To do that, center Steven Stamkos said, "we have to realize what we did wrong."
We heard a lot about how the Lightning lost its "structure" in Game 2. For Stamkos, that meant lapses in defensive zone coverages, getting sticks on pucks and managing the puck. Lecavalier mentioned turnovers.
Coach Guy Boucher said defensemen jumping into the offensive flow at the wrong times was a big reason the Bruins had so many odd-man rushes.
And yes, he added, perhaps the team was a bit overconfident from its long winning streak.
The good news for Tampa Bay, Boucher said, is "these are things we can correct quite easily."
Also working in the Lightning's favor is experience. This isn't the same team that began the postseason with 11 players making their playoff debuts.

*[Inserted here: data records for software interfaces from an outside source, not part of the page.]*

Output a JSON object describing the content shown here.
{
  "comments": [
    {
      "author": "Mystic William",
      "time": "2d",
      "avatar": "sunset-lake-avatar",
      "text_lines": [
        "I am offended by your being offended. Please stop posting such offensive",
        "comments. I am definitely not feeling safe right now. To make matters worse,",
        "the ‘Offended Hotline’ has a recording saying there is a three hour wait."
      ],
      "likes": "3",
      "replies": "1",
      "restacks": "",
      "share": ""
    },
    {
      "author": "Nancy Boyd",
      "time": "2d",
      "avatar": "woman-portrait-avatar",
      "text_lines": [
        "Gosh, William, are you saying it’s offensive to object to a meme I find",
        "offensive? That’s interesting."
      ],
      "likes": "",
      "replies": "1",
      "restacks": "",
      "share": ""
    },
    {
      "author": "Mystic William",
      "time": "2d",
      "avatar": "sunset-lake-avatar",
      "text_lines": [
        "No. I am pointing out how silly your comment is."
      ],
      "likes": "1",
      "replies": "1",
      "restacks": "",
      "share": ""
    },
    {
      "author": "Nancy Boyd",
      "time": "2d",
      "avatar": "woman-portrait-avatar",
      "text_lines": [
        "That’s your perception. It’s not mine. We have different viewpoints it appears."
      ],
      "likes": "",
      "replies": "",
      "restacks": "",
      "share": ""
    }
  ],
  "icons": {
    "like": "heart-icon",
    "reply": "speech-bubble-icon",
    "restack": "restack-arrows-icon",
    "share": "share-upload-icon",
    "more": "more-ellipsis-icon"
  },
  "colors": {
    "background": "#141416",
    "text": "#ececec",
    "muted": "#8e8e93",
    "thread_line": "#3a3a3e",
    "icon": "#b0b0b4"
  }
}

It is a team that overcame a three-games-to-one deficit to the Penguins in the East quarterfinals and swept the top-seeded Capitals in the semis.
"We've learned a lot and matured a lot as a team," Stamkos said. "For guys who hadn't been in the playoffs, we know what it's all about now. We realize what it takes to win a series."

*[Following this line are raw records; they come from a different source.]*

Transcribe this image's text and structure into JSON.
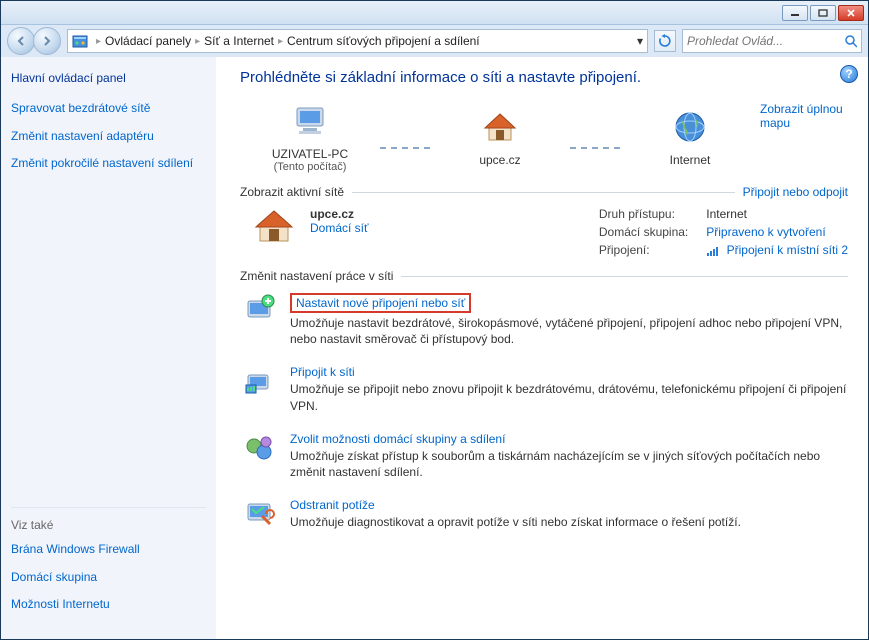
{
  "breadcrumb": {
    "root": "Ovládací panely",
    "mid": "Síť a Internet",
    "leaf": "Centrum síťových připojení a sdílení"
  },
  "search": {
    "placeholder": "Prohledat Ovlád..."
  },
  "sidebar": {
    "title": "Hlavní ovládací panel",
    "links": {
      "l0": "Spravovat bezdrátové sítě",
      "l1": "Změnit nastavení adaptéru",
      "l2": "Změnit pokročilé nastavení sdílení"
    },
    "seealso_title": "Viz také",
    "seealso": {
      "s0": "Brána Windows Firewall",
      "s1": "Domácí skupina",
      "s2": "Možnosti Internetu"
    }
  },
  "main": {
    "heading": "Prohlédněte si základní informace o síti a nastavte připojení.",
    "full_map": "Zobrazit úplnou mapu",
    "topology": {
      "pc": "UZIVATEL-PC",
      "pc_sub": "(Tento počítač)",
      "gw": "upce.cz",
      "net": "Internet"
    },
    "active_title": "Zobrazit aktivní sítě",
    "active_action": "Připojit nebo odpojit",
    "network": {
      "name": "upce.cz",
      "type": "Domácí síť",
      "props": {
        "access_k": "Druh přístupu:",
        "access_v": "Internet",
        "hg_k": "Domácí skupina:",
        "hg_v": "Připraveno k vytvoření",
        "conn_k": "Připojení:",
        "conn_v": "Připojení k místní síti 2"
      }
    },
    "change_title": "Změnit nastavení práce v síti",
    "tasks": {
      "t0": {
        "title": "Nastavit nové připojení nebo síť",
        "desc": "Umožňuje nastavit bezdrátové, širokopásmové, vytáčené připojení, připojení adhoc nebo připojení VPN, nebo nastavit směrovač či přístupový bod."
      },
      "t1": {
        "title": "Připojit k síti",
        "desc": "Umožňuje se připojit nebo znovu připojit k bezdrátovému, drátovému, telefonickému připojení či připojení VPN."
      },
      "t2": {
        "title": "Zvolit možnosti domácí skupiny a sdílení",
        "desc": "Umožňuje získat přístup k souborům a tiskárnám nacházejícím se v jiných síťových počítačích nebo změnit nastavení sdílení."
      },
      "t3": {
        "title": "Odstranit potíže",
        "desc": "Umožňuje diagnostikovat a opravit potíže v síti nebo získat informace o řešení potíží."
      }
    }
  }
}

Still, it must have been weird for Lightning players to wake up Wednesday morning and deal with some negative emotions for the first time in a month.
"It's part of the game," goaltender Dwayne Roloson said. "It was nice having the string we did, but we have to focus on the next game. We've never been a team that looked in the past. We looked in the future and tried to control the things we could control, and that's what we're going to try to do (today)."
The Bruins will have some say as well, especially if they continue an aggressive forecheck that helped give them a huge advantage in puck possession and offensive-zone time in Game 2. Boston also did a great job getting traffic in front of Roloson, especially on the power play, which scored twice.
"We were moving the puck better. We shot it more," Bruins coach Claude Julien said. "We just seemed to be more determined as a group."
Safe to say the Lightning will be, too, in Game 3.
"We reloaded emotionally in the first series and the second series, so I don't see this one being any different," Boucher said. "It doesn't mean we're going to win games, but we're for sure going to be more aware of weaknesses we presented in the last game and are going to make sure we don't kill ourselves in the next game. (The Bruins are) already a good team. We don't need to give them more chances than they deserve."
Damian Cristodero can be reached at firstname.lastname@example.org.